WHAT YOU SHOULD DO
Could you print each of the records below exactly?

Page and application data records
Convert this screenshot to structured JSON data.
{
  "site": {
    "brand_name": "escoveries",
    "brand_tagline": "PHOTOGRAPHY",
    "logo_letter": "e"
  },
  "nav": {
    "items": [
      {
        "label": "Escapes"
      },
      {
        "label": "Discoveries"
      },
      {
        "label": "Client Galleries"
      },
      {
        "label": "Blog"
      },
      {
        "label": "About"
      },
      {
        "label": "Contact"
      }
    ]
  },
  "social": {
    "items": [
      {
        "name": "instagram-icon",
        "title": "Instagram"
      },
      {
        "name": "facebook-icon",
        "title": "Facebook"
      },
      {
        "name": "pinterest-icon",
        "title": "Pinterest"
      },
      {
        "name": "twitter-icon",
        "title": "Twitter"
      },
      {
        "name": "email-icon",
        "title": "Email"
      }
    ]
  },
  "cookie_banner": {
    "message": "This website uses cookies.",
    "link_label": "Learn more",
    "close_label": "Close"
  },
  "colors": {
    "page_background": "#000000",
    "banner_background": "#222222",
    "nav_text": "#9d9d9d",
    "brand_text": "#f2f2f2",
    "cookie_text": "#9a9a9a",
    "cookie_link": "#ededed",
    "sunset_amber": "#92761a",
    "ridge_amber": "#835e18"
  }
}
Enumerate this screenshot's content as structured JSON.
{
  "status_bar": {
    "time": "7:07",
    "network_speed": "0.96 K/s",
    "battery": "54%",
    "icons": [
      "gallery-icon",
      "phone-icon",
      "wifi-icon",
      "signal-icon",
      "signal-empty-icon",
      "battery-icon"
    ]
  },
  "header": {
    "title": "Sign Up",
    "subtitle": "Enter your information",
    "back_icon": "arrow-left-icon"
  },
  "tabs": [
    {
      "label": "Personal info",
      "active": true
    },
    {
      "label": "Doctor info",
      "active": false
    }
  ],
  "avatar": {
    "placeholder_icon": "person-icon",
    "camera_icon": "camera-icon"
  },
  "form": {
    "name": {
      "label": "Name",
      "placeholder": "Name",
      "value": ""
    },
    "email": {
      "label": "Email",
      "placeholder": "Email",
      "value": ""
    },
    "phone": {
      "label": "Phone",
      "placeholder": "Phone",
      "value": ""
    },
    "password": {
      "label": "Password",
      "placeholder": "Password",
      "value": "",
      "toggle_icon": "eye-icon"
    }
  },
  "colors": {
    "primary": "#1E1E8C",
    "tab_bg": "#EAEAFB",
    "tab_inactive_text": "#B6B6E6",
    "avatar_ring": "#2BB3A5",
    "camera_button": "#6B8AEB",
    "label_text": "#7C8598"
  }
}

REPLY
Convert this screenshot to structured JSON data.
{
  "site": {
    "brand_name": "escoveries",
    "brand_tagline": "PHOTOGRAPHY",
    "logo_letter": "e"
  },
  "nav": {
    "items": [
      {
        "label": "Escapes"
      },
      {
        "label": "Discoveries"
      },
      {
        "label": "Client Galleries"
      },
      {
        "label": "Blog"
      },
      {
        "label": "About"
      },
      {
        "label": "Contact"
      }
    ]
  },
  "social": {
    "items": [
      {
        "name": "instagram-icon",
        "title": "Instagram"
      },
      {
        "name": "facebook-icon",
        "title": "Facebook"
      },
      {
        "name": "pinterest-icon",
        "title": "Pinterest"
      },
      {
        "name": "twitter-icon",
        "title": "Twitter"
      },
      {
        "name": "email-icon",
        "title": "Email"
      }
    ]
  },
  "cookie_banner": {
    "message": "This website uses cookies.",
    "link_label": "Learn more",
    "close_label": "Close"
  },
  "colors": {
    "page_background": "#000000",
    "banner_background": "#222222",
    "nav_text": "#9d9d9d",
    "brand_text": "#f2f2f2",
    "cookie_text": "#9a9a9a",
    "cookie_link": "#ededed",
    "sunset_amber": "#92761a",
    "ridge_amber": "#835e18"
  }
}
Enumerate this screenshot's content as structured JSON.
{
  "status_bar": {
    "time": "7:07",
    "network_speed": "0.96 K/s",
    "battery": "54%",
    "icons": [
      "gallery-icon",
      "phone-icon",
      "wifi-icon",
      "signal-icon",
      "signal-empty-icon",
      "battery-icon"
    ]
  },
  "header": {
    "title": "Sign Up",
    "subtitle": "Enter your information",
    "back_icon": "arrow-left-icon"
  },
  "tabs": [
    {
      "label": "Personal info",
      "active": true
    },
    {
      "label": "Doctor info",
      "active": false
    }
  ],
  "avatar": {
    "placeholder_icon": "person-icon",
    "camera_icon": "camera-icon"
  },
  "form": {
    "name": {
      "label": "Name",
      "placeholder": "Name",
      "value": ""
    },
    "email": {
      "label": "Email",
      "placeholder": "Email",
      "value": ""
    },
    "phone": {
      "label": "Phone",
      "placeholder": "Phone",
      "value": ""
    },
    "password": {
      "label": "Password",
      "placeholder": "Password",
      "value": "",
      "toggle_icon": "eye-icon"
    }
  },
  "colors": {
    "primary": "#1E1E8C",
    "tab_bg": "#EAEAFB",
    "tab_inactive_text": "#B6B6E6",
    "avatar_ring": "#2BB3A5",
    "camera_button": "#6B8AEB",
    "label_text": "#7C8598"
  }
}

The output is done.